The Flinders Ranges in South Australia is rich in Australia’s natural, pioneering and cultural heritage. World-renowned for its geological history, this beautifully rugged 540 million-year-old dramatic landscape is peppered with magnificent mountains which glow red in the sunset, stony creek beds lined with towering gum trees, spectacular gorges, abundant wildlife and birdlife, and at its centrepiece Wilpena Pound, a natural amphitheatre surrounded by ancient mountain range.
Just five hours north of Adelaide the Flinders Ranges offer an adventure for everyone. Discover your adventurous spirit on popular walking trails around Wilpena Pound. Watch as eagles soar overhead or spot the rare and threatened yellow footed rock wallabies hidden in rocky outcrops.
The area’s early European settlement history is evident in the ruins of old homesteads and copper mines. Pre-dating this, the Adnyamathanha Aboriginal people have lived in the Flinders Ranges for tens of thousands of years. This magnificent country is of immense cultural significance to the Adnyamathana – the ‘hills’ or ‘rock’ people, whose Dreaming stories, or Yura Muda bring a spiritual meaning to this ancient landscape. Aboriginal rock art sites can be found throughout the Flinders Ranges.
Reg Wilton, is an Adnyamathanha man who grew up on a sheep station on the edge of Lake Frome in the Central Flinders region. His Wakarla tag-along tours journey into his traditional home and offer a unique opportunity to spend one-on-one time with Reg as he imparts traditional knowledge of the Dreaming stories connected to this land, including the Seven Sisters, Kangaroo and Euro, Eagle and the Crow (Wakarla).

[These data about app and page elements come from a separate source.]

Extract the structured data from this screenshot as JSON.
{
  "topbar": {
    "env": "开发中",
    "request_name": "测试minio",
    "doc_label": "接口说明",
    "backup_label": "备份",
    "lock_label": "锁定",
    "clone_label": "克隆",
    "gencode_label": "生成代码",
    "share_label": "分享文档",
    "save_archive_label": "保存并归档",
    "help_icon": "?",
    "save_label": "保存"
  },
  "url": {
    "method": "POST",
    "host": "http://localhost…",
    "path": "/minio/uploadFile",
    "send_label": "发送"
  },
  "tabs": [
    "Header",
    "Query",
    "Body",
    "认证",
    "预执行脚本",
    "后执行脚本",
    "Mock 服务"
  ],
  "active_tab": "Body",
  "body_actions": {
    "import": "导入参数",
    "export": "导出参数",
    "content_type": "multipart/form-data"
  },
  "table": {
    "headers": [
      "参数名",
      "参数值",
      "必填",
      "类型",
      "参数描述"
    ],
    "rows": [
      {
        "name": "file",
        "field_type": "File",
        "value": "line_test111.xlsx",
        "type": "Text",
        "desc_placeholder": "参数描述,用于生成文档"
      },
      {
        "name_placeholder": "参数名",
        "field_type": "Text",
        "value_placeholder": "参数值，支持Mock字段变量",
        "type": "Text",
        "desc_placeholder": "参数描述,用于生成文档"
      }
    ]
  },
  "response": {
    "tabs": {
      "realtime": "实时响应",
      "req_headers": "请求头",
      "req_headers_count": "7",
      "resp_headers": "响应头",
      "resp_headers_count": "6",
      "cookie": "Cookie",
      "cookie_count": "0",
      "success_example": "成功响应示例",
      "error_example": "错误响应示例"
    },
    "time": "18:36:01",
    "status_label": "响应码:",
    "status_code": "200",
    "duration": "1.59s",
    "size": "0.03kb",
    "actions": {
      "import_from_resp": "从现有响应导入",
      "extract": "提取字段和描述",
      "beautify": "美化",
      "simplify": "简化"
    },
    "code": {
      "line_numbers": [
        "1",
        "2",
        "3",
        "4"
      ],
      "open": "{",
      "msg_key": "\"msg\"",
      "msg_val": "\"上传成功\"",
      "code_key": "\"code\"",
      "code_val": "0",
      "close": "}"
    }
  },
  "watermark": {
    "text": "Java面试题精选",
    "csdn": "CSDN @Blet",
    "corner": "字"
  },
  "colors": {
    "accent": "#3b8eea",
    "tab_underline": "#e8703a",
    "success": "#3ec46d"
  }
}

Travel with Reg along the scenic Parachilna to Blinman road stopping at magnificent Glass Gorge where a leisurely walk along a tree lined creek bed will bring you to ancient rock carvings. Nearby, visit one of the Flinders Ranges most significant mining ruins, the Nuccaleena Copper mine site. Copper was discovered here in the mid 1850s and a small town was built around the mine site, the ruins of which still stand today. Harsh conditions and a severe drought ended the mine’s operations in 1866.
As a guest of Wakarla Glass Gorge Tours you will have private access to the historic Oratunga Station. Travelling with Reg you will have the opportunity to see ancient rock engravings not accessible for the general public. For those who would like to camp overnight with Reg there are bush camping or shearer’s quarter options. You will enjoy stories around the camp fire with Reg and his Auntie Enice.